Aligning whole genomes using optimal dynamic programming algorithms is a daunting task, being practically feasible only for very similar species, and conceptually incapable of capturing large-scale phenomena that alter the contiguity of homologous regions, like chromosome-level rearrangements, gene shuffling and duplication, translocations, and inversions of large areas.
We could circumvent these limits by first using good local alignments as anchors and then finding a set of large-scale edit operations that align such anchors as well as possible: Exercise 11.8 elaborates on how to find these optimal one-to-one correspondences.
Alternatively, we could try to detect a set of genes that are shared by two species, and we could compute the minimum set of rearrangements that transform one sequence of genes into the other. Despite having the advantage of providing a constructive explanation of the distance between two genomes, this approach is feasible only for closely related species, it discards information contained in non-coding regions, it assumes that a large-enough set of common genes can be reliably identified in each genome and mapped across genomes, and it is ineffective in cases in which gene order is preserved, like in mammalian mitochondrial DNA.

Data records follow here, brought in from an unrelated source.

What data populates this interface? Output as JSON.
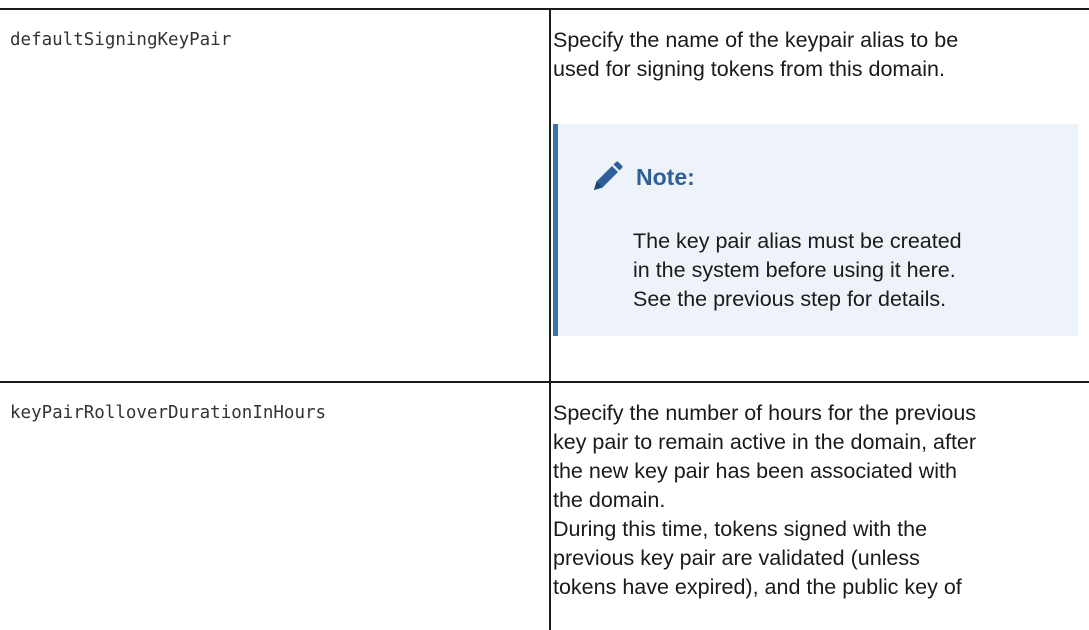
{
  "rows": [
    {
      "param": "defaultSigningKeyPair",
      "description": [
        "Specify the name of the keypair alias to be",
        "used for signing tokens from this domain."
      ],
      "note": {
        "icon": "pencil-icon",
        "title": "Note:",
        "body": [
          "The key pair alias must be created",
          "in the system before using it here.",
          "See the previous step for details."
        ]
      }
    },
    {
      "param": "keyPairRolloverDurationInHours",
      "description": [
        "Specify the number of hours for the previous",
        "key pair to remain active in the domain, after",
        "the new key pair has been associated with",
        "the domain.",
        "During this time, tokens signed with the",
        "previous key pair are validated (unless",
        "tokens have expired), and the public key of"
      ]
    }
  ],
  "colors": {
    "note_accent": "#3d6fa8",
    "note_background": "#eef3f9",
    "note_title": "#2e5f99"
  }
}
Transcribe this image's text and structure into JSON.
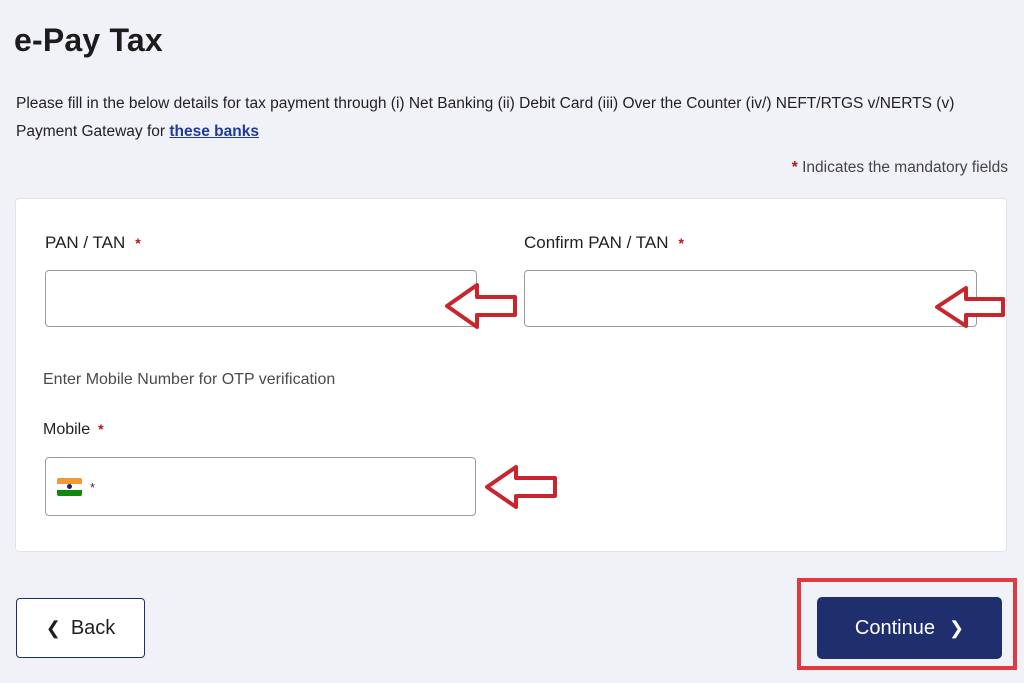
{
  "page": {
    "title": "e-Pay Tax",
    "intro_text": "Please fill in the below details for tax payment through (i) Net Banking (ii) Debit Card (iii) Over the Counter (iv/) NEFT/RTGS v/NERTS (v) Payment Gateway for ",
    "intro_link": "these banks",
    "mandatory_star": "*",
    "mandatory_note": "Indicates the mandatory fields"
  },
  "form": {
    "pan_label": "PAN / TAN",
    "pan_value": "",
    "pan_placeholder": "",
    "confirm_pan_label": "Confirm PAN / TAN",
    "confirm_pan_value": "",
    "confirm_pan_placeholder": "",
    "otp_hint": "Enter Mobile Number for OTP verification",
    "mobile_label": "Mobile",
    "mobile_prefix_star": "*",
    "mobile_value": "",
    "required_star": "*"
  },
  "footer": {
    "back_label": "Back",
    "continue_label": "Continue"
  },
  "icons": {
    "back": "chevron-left-icon",
    "continue": "chevron-right-icon",
    "flag": "india-flag-icon",
    "annotation": "red-arrow-left-icon"
  },
  "colors": {
    "primary_button": "#1f2f6e",
    "required_star": "#b3161b",
    "link": "#1e3a9e",
    "annotation_red": "#c8262c",
    "highlight_box": "#e0393f",
    "page_background": "#f1f1f8"
  }
}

Yet another alternative could be aligning just a few conserved genes, building a phylogenetic tree for each such gene, and merging the trees into a common consensus: this is practically difficult in some viral and bacterial families with high rates of mutation or lateral gene transfer, and it is conceptually undesirable since different genes can tell different phylogenetic stories. Alignment costs, moreover, have an intrinsic ambiguity.
In alignment-free genome comparison the goal is to derive efficiently computable distance or similarity measures for whole genomes that capture the relatedness without resorting to alignments. Such distance measures are typically derived between sets of local features extracted from the genomes. This allows one to compare genomes on the basis of their local compositional biases, rather than on the basis of their large-scale sequential structure: such compositional biases are widespread in nature, and have been shown to correlate with accepted species classifications.